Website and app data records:
- Opening Delimiter -

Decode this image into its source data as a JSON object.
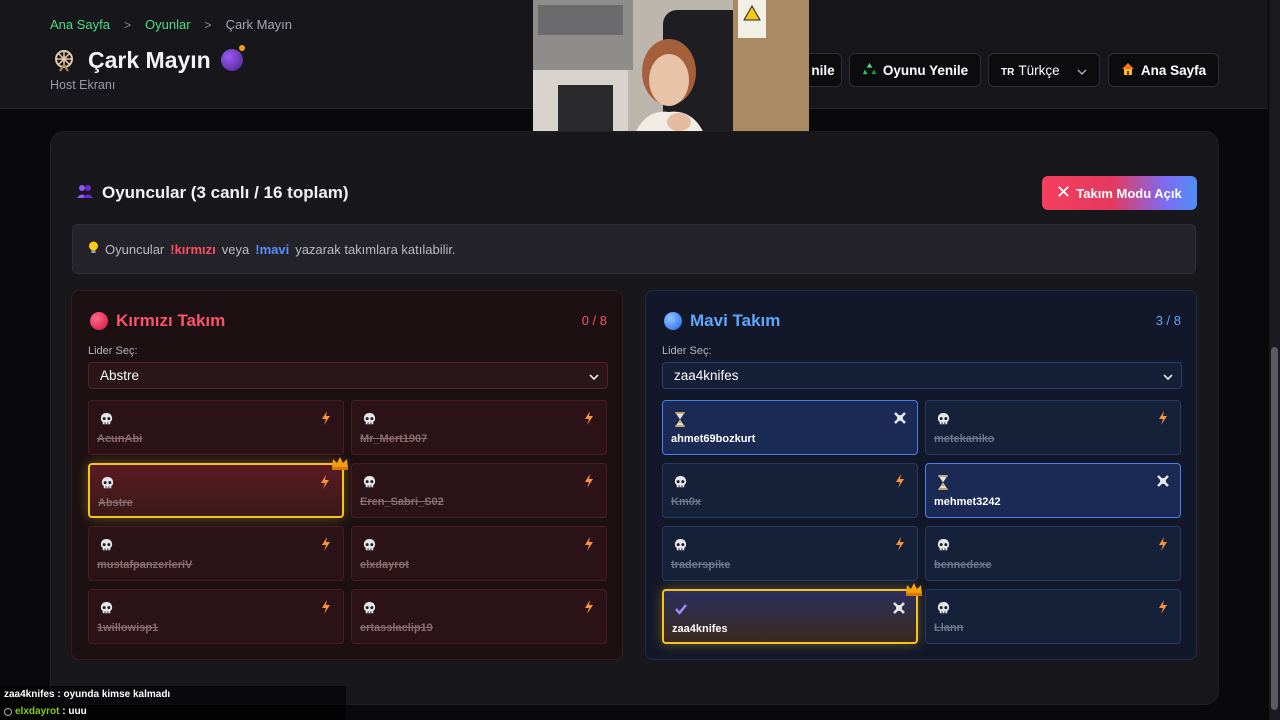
{
  "breadcrumb": {
    "home": "Ana Sayfa",
    "games": "Oyunlar",
    "current": "Çark Mayın"
  },
  "header": {
    "title": "Çark Mayın",
    "subtitle": "Host Ekranı"
  },
  "buttons": {
    "partial": "nile",
    "restart_game": "Oyunu Yenile",
    "language": "Türkçe",
    "language_flag": "TR",
    "home": "Ana Sayfa",
    "team_mode": "Takım Modu Açık"
  },
  "players_section": {
    "title": "Oyuncular (3 canlı / 16 toplam)"
  },
  "info": {
    "prefix": "Oyuncular",
    "red_cmd": "!kırmızı",
    "middle": "veya",
    "blue_cmd": "!mavi",
    "suffix": "yazarak takımlara katılabilir."
  },
  "red_team": {
    "name": "Kırmızı Takım",
    "count": "0 / 8",
    "leader_label": "Lider Seç:",
    "leader": "Abstre",
    "players": [
      {
        "name": "AcunAbi",
        "status": "dead"
      },
      {
        "name": "Mr_Mert1907",
        "status": "dead"
      },
      {
        "name": "Abstre",
        "status": "dead",
        "leader": true
      },
      {
        "name": "Eren_Sabri_S02",
        "status": "dead"
      },
      {
        "name": "mustafpanzerleriV",
        "status": "dead"
      },
      {
        "name": "elxdayrot",
        "status": "dead"
      },
      {
        "name": "1willowisp1",
        "status": "dead"
      },
      {
        "name": "ertasslaclip19",
        "status": "dead"
      }
    ]
  },
  "blue_team": {
    "name": "Mavi Takım",
    "count": "3 / 8",
    "leader_label": "Lider Seç:",
    "leader": "zaa4knifes",
    "players": [
      {
        "name": "ahmet69bozkurt",
        "status": "waiting"
      },
      {
        "name": "metekaniko",
        "status": "dead"
      },
      {
        "name": "Km0x",
        "status": "dead"
      },
      {
        "name": "mehmet3242",
        "status": "waiting"
      },
      {
        "name": "traderspike",
        "status": "dead"
      },
      {
        "name": "bennedexe",
        "status": "dead"
      },
      {
        "name": "zaa4knifes",
        "status": "done",
        "leader": true
      },
      {
        "name": "Llann",
        "status": "dead"
      }
    ]
  },
  "chat": [
    {
      "user": "zaa4knifes",
      "sep": ":",
      "message": "oyunda kimse kalmadı"
    },
    {
      "user": "elxdayrot",
      "sep": ":",
      "message": "uuu"
    }
  ],
  "colors": {
    "accent_green": "#4ade80",
    "red_team": "#fb5368",
    "blue_team": "#60a5fa",
    "leader_gold": "#f6c21b"
  }
}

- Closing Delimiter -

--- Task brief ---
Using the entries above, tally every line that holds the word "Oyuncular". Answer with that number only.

--- Exercise answer ---
2